It has become more and more evident that the thermal performance of the building envelope can be greatly affected by thermal bridging. Thermal bridges are localized areas of high heat flow through walls, roof, and other insulated building envelope components. Thermal bridging is caused by highly conductive elements that penetrate the thermal insulation and/or misaligned planes of thermal insulation.

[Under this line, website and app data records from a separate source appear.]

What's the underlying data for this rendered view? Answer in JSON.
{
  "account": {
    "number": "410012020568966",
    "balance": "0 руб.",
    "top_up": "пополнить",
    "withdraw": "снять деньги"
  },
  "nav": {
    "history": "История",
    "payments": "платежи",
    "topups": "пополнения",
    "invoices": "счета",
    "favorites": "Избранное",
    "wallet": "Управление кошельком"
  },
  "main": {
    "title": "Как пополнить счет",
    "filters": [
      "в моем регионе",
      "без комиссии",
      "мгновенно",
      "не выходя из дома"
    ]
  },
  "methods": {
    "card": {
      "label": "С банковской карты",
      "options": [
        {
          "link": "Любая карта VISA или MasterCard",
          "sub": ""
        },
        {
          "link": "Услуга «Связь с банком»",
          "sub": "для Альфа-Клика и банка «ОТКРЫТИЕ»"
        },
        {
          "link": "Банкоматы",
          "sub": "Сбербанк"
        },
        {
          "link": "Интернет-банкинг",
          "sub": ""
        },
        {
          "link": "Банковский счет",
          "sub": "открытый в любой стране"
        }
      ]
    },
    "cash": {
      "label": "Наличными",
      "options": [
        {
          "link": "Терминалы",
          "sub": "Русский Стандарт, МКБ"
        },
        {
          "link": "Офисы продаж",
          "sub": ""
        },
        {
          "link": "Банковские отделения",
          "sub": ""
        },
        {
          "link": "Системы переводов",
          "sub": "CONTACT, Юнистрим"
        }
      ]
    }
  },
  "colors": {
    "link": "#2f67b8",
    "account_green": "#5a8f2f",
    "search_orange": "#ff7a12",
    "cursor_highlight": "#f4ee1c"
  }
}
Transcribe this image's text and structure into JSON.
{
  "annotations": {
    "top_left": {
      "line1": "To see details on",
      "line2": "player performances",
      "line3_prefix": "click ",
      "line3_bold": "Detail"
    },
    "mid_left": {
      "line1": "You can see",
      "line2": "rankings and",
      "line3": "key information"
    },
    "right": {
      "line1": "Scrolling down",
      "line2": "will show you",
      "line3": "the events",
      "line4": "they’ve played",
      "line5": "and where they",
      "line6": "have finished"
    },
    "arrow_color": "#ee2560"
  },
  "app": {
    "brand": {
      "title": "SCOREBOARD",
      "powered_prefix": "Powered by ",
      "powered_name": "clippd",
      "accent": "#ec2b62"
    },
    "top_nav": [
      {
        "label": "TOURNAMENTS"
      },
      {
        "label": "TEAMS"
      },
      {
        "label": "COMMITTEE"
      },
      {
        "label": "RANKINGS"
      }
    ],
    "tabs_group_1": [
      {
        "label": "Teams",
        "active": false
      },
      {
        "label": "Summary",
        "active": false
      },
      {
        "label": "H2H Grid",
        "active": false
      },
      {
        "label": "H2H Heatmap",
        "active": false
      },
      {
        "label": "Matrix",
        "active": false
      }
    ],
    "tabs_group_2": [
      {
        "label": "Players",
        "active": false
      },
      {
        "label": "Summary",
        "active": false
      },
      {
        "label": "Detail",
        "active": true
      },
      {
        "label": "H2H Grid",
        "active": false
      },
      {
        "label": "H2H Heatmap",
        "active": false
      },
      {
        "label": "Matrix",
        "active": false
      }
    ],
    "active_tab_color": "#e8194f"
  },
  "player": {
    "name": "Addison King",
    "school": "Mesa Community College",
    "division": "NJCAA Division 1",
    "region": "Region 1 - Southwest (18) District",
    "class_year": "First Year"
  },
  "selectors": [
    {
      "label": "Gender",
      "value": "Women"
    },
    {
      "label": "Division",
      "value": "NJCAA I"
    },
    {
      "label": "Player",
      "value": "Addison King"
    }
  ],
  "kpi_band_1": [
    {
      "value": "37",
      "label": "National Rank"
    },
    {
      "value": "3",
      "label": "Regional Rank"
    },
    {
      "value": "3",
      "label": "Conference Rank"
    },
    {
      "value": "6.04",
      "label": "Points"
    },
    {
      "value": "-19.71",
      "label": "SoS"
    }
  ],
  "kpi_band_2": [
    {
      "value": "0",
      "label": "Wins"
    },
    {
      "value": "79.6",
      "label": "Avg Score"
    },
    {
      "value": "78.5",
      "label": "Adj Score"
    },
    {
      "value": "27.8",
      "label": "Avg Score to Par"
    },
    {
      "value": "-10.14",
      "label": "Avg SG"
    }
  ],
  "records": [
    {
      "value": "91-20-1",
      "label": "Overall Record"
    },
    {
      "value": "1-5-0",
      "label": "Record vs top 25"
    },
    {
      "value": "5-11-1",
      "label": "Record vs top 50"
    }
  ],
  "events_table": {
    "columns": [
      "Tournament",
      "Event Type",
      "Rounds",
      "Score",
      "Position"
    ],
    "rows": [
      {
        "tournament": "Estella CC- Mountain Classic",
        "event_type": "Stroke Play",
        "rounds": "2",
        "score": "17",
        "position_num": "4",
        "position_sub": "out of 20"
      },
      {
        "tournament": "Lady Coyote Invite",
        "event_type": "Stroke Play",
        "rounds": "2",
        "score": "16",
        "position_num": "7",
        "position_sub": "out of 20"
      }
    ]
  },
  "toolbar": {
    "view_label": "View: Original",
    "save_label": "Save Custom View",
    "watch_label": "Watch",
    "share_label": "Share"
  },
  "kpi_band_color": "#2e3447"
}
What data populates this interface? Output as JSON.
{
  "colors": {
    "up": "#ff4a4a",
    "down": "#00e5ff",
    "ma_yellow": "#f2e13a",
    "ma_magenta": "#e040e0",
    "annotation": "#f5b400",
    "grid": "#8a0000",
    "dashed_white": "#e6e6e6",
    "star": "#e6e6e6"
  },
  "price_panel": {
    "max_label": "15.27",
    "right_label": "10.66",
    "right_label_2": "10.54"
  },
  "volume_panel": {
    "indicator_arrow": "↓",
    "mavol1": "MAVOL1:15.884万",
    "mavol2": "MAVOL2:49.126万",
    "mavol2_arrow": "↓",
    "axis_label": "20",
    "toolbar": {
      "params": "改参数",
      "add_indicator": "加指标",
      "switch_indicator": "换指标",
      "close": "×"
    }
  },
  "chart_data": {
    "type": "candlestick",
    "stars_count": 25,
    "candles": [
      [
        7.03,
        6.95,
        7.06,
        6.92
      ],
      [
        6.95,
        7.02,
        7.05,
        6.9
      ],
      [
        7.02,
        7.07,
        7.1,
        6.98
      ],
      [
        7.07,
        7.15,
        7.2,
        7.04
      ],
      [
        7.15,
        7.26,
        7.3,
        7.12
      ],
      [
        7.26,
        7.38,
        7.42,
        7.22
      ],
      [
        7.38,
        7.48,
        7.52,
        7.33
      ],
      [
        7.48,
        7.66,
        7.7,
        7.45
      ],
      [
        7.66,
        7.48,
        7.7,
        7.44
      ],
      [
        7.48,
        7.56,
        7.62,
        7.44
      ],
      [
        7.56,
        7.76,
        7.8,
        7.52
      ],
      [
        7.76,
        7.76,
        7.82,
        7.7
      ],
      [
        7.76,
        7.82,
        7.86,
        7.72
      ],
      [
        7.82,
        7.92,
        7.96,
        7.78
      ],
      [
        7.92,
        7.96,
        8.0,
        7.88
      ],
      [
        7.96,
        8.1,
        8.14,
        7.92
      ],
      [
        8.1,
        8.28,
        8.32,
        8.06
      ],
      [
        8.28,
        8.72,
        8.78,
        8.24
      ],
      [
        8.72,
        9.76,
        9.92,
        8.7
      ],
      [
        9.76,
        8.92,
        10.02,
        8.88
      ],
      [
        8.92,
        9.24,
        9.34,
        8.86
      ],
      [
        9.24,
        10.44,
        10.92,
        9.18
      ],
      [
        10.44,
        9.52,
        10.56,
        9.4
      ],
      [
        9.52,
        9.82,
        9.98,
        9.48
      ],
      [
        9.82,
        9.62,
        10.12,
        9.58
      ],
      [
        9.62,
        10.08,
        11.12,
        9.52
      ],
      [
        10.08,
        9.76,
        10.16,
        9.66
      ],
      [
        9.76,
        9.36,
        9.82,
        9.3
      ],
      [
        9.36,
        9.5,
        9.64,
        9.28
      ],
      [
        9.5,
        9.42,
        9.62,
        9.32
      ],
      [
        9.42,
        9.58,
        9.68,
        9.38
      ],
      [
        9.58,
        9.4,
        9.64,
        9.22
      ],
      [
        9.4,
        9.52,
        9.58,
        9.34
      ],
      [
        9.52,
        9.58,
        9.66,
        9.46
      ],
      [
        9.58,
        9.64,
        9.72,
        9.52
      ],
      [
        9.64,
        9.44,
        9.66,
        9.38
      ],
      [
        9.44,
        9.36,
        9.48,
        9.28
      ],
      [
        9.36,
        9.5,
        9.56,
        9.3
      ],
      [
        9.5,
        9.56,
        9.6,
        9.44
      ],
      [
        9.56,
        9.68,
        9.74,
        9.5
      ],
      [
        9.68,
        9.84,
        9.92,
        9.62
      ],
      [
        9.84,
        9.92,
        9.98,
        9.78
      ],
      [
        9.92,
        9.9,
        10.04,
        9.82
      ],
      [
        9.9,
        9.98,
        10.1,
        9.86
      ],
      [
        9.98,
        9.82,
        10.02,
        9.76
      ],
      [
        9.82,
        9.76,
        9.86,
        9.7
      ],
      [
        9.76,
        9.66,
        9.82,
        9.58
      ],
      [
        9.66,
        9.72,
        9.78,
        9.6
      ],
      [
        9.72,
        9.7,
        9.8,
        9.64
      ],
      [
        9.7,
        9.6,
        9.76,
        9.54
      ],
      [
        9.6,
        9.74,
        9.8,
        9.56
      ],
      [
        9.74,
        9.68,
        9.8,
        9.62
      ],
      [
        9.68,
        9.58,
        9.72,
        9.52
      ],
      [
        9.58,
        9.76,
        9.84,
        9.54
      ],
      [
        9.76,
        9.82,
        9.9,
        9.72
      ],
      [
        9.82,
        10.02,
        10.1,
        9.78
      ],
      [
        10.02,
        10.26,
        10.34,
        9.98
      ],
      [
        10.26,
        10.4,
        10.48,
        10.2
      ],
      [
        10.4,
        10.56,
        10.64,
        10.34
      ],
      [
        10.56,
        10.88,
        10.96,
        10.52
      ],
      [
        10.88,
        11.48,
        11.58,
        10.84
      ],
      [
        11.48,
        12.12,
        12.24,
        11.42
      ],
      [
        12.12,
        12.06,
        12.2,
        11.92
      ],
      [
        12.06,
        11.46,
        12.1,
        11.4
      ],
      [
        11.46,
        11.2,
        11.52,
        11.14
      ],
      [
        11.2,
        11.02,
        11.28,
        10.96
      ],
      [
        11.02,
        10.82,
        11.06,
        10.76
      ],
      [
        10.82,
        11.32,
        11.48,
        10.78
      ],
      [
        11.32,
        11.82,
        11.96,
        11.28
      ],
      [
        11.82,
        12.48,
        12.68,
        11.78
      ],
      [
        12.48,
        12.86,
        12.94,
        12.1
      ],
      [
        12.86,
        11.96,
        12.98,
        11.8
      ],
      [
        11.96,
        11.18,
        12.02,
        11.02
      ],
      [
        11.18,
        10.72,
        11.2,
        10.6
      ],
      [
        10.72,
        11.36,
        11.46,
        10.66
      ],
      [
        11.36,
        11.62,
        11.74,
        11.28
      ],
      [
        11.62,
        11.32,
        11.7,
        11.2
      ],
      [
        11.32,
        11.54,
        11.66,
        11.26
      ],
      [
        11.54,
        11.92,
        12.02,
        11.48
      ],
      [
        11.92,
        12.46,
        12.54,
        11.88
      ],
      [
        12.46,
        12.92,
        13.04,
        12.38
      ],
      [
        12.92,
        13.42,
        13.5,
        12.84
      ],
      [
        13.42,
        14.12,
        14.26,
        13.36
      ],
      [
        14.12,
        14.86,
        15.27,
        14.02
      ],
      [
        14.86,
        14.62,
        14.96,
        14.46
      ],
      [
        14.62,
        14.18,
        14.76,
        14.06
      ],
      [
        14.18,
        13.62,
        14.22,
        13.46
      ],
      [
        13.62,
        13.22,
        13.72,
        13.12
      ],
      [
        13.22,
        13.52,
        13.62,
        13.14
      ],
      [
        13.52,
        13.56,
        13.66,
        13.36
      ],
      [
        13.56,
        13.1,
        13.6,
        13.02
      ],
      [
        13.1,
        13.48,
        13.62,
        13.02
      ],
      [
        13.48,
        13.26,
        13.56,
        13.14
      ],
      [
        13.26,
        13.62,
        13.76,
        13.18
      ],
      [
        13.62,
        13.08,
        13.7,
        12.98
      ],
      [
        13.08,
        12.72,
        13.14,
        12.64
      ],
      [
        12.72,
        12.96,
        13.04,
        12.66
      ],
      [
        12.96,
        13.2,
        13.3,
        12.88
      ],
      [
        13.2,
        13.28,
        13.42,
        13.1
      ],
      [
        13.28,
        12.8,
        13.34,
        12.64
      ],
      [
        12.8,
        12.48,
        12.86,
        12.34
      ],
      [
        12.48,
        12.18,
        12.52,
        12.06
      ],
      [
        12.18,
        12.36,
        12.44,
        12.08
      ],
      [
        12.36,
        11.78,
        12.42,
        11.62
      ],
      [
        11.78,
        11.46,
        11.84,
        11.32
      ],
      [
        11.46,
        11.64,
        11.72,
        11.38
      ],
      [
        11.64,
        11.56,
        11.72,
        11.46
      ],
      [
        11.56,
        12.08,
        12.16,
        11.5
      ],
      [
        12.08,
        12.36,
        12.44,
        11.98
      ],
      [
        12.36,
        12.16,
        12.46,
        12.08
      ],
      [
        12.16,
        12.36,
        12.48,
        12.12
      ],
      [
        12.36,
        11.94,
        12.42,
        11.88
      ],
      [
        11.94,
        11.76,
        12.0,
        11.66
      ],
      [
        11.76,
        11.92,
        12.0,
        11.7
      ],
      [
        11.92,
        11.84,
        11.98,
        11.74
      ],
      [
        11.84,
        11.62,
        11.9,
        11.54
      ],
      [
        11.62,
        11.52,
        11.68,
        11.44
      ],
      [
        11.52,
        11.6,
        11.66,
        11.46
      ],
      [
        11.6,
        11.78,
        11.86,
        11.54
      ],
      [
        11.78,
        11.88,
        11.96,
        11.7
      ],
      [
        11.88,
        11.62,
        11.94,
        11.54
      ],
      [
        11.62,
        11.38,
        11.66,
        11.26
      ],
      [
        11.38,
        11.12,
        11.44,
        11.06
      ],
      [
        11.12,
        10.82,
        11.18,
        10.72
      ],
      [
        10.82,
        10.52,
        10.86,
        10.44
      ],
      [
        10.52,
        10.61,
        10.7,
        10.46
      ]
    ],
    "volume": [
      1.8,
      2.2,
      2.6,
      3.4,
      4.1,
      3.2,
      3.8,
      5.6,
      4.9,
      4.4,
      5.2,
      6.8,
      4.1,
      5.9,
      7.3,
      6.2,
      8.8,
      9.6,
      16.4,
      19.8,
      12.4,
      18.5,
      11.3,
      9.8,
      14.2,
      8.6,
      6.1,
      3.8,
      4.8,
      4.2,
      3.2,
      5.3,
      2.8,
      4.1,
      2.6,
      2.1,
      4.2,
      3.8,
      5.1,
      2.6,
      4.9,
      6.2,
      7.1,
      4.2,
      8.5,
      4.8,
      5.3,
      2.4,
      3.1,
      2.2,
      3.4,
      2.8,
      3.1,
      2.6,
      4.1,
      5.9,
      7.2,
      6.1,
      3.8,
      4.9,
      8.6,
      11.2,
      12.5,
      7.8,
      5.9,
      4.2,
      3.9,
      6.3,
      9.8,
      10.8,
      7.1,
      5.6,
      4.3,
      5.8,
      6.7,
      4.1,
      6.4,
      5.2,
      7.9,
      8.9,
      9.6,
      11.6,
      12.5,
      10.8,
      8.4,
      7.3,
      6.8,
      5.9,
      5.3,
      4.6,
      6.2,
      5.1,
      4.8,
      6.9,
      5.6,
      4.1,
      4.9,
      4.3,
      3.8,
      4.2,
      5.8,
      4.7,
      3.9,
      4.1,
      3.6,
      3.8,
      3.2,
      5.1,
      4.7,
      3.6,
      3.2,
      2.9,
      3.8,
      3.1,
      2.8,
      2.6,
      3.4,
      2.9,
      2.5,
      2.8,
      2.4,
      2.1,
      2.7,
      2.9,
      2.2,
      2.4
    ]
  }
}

These paths allow heat flow to bypass the insulation layer and reduce the effectiveness of the insulation.
In the November 2016 issue of Construction Canada, an article by John R.S. Edgar entitled, “Improving Continuous Insulation,” examined the impact of thermal bridging on the effective thermal resistance (R-value or RSI) of CI in depth.
“The Morrison Hershfield research has shown this thermal bridging effect can reduce the effective R-value of the ‘clear wall’ by more than 30 per cent,” Edgar wrote. (John R.S. Edgar’s full article, “Improving Continuous Insulation,” was published in the November 2016 issue of Construction Canada. For more, visit the magazine website www.constructioncanada.net/improving-continuous-insulation.)
When CI is truly continuous (i.e. when it involves no thermal bridging), its benefit is fully realized. EIFS, designed and installed as a high-performance cladding solution, is the only continuous insulation and cladding system where thermal bridging is effectively eliminated. Most EIFS are anchored with adhesive, with no thermal bridging—unlike other claddings incorporating clips, anchors, support shelves, or girts.
“The contribution of details that are typically disregarded can result in the underestimation of 20 to 70 per cent of the total heat flow through walls,” according to the Building Envelope Thermal Bridging Guide, but this is not a concern with EIFS.
As a result of the evolving thermal requirements in the NECB, the critical path is the accounting for thermal bridging of assemblies that are not CI. No longer can an insulation riddled with structural penetrations be given its full value in designing for code conformity.
Keeping in mind the effects of thermal bridging, the new reality of the NECB must next be considered.